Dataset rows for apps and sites
------------------------------------------------------------------------

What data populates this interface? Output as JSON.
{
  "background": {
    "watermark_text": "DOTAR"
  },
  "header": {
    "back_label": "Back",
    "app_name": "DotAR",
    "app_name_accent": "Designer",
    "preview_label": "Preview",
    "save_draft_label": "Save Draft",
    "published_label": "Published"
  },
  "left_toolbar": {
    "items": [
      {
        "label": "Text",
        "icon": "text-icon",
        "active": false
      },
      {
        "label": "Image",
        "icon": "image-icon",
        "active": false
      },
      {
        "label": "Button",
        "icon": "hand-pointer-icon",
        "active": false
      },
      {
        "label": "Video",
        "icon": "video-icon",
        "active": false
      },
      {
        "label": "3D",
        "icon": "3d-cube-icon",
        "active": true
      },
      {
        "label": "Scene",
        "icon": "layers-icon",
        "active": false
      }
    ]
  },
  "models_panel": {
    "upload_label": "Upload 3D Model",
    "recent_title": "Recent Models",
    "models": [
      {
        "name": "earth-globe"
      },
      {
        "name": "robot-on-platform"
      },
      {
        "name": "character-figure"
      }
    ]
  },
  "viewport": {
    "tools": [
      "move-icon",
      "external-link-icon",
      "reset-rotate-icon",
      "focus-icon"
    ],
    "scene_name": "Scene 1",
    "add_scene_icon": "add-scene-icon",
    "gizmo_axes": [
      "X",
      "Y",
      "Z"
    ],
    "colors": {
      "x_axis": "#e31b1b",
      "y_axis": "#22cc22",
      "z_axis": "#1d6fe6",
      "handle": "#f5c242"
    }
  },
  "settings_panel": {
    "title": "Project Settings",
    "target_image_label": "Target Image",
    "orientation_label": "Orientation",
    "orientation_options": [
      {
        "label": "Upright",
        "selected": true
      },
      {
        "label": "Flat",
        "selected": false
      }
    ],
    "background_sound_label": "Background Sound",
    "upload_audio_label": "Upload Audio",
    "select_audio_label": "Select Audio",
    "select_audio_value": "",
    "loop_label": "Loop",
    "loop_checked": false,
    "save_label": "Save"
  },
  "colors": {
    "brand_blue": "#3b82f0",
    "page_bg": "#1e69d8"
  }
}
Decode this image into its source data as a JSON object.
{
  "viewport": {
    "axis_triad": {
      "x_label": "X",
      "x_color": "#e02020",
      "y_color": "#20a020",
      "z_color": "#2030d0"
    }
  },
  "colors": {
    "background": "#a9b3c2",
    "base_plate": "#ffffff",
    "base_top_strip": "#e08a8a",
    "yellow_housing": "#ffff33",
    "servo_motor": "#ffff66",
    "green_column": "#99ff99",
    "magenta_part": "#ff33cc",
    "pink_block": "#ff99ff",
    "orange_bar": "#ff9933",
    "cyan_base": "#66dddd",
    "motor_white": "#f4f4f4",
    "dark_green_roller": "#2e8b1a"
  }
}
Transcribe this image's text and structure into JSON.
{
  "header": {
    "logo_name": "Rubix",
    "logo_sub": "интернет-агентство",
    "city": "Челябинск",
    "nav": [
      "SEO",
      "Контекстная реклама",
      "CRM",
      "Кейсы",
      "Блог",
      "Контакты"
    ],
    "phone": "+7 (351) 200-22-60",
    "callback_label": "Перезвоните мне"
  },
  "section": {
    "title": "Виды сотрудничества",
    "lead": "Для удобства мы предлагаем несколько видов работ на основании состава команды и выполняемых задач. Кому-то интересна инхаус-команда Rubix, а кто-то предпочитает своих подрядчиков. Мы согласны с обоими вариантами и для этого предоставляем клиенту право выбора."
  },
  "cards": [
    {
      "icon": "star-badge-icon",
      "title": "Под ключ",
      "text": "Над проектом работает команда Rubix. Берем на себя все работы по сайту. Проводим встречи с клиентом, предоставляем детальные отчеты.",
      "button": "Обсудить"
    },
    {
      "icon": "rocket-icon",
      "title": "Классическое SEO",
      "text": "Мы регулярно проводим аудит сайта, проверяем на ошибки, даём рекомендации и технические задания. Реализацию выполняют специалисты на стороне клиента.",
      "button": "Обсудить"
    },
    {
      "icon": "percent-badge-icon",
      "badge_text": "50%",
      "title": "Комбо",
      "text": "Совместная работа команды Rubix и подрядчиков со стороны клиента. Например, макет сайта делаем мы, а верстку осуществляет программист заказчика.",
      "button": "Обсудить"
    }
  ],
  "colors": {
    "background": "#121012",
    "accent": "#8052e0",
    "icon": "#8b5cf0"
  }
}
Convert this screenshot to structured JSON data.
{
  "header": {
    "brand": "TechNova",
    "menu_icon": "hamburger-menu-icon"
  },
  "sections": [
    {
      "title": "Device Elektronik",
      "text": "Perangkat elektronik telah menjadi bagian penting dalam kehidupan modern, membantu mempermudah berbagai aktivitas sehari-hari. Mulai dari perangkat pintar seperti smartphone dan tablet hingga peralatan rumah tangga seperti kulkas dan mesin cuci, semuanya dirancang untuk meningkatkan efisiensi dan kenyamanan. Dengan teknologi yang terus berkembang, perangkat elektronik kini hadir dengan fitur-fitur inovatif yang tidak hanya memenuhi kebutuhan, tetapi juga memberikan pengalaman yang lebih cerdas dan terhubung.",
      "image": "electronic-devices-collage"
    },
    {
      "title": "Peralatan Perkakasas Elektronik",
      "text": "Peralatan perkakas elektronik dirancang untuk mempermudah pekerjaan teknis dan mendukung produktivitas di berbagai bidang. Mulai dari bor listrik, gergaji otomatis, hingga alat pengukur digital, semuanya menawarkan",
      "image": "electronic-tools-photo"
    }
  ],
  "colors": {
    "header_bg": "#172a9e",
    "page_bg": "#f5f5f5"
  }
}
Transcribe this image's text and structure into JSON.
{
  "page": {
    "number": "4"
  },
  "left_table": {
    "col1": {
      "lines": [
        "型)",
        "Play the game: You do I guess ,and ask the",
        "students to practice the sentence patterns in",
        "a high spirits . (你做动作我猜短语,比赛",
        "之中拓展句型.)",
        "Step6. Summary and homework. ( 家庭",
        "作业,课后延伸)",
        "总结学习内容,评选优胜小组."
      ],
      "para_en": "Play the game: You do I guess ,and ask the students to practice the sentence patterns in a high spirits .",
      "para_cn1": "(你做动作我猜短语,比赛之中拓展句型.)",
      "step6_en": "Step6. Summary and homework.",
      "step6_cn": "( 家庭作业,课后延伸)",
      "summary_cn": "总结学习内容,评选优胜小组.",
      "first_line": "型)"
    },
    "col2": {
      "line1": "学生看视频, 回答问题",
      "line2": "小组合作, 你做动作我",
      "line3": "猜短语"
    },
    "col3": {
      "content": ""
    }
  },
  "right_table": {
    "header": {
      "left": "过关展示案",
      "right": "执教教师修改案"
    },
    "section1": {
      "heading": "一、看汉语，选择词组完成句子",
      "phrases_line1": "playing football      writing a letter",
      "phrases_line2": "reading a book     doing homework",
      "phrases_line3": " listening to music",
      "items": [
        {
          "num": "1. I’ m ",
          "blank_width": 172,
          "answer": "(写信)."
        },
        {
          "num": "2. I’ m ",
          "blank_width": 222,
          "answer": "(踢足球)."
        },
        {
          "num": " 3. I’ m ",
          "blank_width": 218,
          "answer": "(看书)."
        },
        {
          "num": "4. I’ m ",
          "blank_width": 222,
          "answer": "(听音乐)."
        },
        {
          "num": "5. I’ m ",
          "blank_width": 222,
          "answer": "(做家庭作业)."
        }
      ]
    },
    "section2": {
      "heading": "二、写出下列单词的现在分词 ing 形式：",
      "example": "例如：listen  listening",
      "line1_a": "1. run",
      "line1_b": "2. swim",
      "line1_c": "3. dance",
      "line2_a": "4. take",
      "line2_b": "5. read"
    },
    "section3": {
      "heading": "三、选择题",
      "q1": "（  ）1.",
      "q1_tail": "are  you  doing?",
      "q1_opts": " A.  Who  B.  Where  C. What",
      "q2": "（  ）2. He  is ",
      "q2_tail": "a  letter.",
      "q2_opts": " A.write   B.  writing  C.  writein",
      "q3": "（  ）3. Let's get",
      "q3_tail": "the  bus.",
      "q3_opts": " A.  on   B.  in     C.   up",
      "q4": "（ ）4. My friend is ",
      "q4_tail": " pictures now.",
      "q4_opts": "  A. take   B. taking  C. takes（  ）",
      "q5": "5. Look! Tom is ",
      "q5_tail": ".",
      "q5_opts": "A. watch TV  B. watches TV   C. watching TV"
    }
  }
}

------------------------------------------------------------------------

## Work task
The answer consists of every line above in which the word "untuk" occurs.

## Answer to this problem
      "text": "Perangkat elektronik telah menjadi bagian penting dalam kehidupan modern, membantu mempermudah berbagai aktivitas sehari-hari. Mulai dari perangkat pintar seperti smartphone dan tablet hingga peralatan rumah tangga seperti kulkas dan mesin cuci, semuanya dirancang untuk meningkatkan efisiensi dan kenyamanan. Dengan teknologi yang terus berkembang, perangkat elektronik kini hadir dengan fitur-fitur inovatif yang tidak hanya memenuhi kebutuhan, tetapi juga memberikan pengalaman yang lebih cerdas dan terhubung.",
      "text": "Peralatan perkakas elektronik dirancang untuk mempermudah pekerjaan teknis dan mendukung produktivitas di berbagai bidang. Mulai dari bor listrik, gergaji otomatis, hingga alat pengukur digital, semuanya menawarkan",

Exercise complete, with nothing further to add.